The project's aim was to produce an aircraft capable of undertaking missions in the tactical strike, reconnaissance, air defence, and maritime roles; thus allowing the MRCA to replace several different aircraft then in use by the partner nations.

At the conclusion of the project definition phase in May 1970, the concepts were reduced to two designs; a single seat Panavia 100 which West Germany initially preferred, and the twin-seat Panavia 200 which the RAF preferred (this would become the Tornado).

In September 1971, the three governments signed an Intention to Proceed (ITP) document, at which point the aircraft was intended solely for the low-level strike mission, where it was viewed as a viable threat to Soviet defences in that role.

Due to its multirole design, it was able to replace several different fleets of aircraft in the adopting air forces.

The Royal Saudi Air Force (RSAF) became the only export operator of the Tornado in addition to the three original partner nations.

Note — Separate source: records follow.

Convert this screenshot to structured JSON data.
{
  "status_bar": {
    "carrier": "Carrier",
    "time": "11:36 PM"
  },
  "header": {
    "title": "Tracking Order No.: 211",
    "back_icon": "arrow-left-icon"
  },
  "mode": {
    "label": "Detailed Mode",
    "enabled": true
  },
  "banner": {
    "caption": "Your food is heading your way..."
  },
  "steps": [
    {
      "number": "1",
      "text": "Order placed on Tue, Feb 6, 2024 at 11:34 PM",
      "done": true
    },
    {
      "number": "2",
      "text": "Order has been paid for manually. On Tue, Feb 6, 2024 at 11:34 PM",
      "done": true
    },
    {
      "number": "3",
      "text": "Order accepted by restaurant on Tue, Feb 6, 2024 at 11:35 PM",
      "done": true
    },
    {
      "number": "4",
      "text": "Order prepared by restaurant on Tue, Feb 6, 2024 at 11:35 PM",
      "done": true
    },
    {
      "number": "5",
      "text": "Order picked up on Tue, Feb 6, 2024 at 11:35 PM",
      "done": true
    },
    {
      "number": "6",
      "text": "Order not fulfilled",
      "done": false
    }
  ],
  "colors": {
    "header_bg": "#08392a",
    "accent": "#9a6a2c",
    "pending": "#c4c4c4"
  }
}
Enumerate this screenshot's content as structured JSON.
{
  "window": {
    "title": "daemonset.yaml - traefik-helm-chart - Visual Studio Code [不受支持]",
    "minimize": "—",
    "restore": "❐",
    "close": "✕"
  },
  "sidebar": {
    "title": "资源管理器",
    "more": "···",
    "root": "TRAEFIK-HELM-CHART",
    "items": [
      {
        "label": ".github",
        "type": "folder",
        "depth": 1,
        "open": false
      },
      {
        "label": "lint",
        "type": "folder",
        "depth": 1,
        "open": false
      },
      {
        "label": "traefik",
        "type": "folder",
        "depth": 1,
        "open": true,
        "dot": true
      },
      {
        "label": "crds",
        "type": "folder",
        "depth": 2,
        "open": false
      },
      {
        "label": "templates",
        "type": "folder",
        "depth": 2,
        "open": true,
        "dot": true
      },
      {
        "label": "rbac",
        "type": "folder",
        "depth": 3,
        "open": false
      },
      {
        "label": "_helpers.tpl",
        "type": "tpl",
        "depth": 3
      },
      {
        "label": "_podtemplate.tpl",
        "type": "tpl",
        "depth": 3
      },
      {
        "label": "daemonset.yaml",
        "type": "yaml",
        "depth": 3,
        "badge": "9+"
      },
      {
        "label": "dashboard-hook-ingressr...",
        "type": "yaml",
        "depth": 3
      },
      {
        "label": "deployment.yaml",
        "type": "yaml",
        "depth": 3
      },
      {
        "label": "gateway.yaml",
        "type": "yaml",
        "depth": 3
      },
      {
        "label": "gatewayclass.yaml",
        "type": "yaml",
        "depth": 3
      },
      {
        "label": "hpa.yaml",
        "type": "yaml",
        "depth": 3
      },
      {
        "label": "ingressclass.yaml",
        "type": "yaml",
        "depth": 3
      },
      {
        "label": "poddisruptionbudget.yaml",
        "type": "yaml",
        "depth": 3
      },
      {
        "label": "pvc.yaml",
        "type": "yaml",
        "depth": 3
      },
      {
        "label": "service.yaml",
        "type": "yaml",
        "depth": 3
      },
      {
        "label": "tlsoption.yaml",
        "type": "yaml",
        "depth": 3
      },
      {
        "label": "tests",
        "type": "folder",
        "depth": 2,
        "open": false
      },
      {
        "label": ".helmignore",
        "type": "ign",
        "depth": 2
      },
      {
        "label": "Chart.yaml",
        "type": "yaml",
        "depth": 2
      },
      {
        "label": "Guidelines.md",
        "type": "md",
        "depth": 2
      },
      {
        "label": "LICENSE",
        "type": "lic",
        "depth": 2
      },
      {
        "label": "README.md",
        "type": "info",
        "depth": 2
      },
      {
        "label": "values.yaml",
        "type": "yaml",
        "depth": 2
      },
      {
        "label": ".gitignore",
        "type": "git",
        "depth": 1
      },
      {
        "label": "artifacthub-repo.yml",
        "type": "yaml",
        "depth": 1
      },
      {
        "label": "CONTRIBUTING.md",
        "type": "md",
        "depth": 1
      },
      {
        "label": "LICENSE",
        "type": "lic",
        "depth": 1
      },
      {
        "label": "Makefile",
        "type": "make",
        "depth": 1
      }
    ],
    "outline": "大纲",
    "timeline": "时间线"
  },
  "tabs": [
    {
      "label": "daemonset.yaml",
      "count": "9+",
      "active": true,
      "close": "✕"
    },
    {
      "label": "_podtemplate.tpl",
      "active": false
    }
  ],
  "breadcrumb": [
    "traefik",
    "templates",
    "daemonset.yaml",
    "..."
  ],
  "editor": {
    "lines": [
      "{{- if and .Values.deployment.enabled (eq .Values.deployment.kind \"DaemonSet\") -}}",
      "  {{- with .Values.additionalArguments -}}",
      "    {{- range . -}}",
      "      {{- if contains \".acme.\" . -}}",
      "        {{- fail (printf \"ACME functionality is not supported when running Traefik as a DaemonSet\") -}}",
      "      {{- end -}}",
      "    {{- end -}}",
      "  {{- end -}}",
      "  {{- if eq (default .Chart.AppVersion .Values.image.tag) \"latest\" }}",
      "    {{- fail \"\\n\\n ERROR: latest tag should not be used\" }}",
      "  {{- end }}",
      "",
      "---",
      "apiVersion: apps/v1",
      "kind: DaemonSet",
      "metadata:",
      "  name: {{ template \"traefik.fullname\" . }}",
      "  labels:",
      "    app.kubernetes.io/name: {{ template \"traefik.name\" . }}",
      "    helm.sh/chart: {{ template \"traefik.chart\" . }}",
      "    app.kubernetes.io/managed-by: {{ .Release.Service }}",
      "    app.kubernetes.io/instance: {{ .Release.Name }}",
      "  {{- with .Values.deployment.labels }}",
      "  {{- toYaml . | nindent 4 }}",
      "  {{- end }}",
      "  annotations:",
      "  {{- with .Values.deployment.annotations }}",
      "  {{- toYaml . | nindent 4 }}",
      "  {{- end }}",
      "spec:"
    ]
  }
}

Testing revealed that a nose-wheel steering augmentation system, connecting with the yaw damper, was necessary to counteract the destabilising effect produced by deploying the thrust reverser during landing rollouts.

During the type's development, aircraft designers of the era were beginning to incorporate features such as more sophisticated stability augmentation systems and autopilots.

The Tornado was developed and built by Panavia Aircraft Gmb H, a tri-national consortium consisting of British Aerospace (previously British Aircraft Corporation), MBB of West Germany, and Aeritalia of Italy.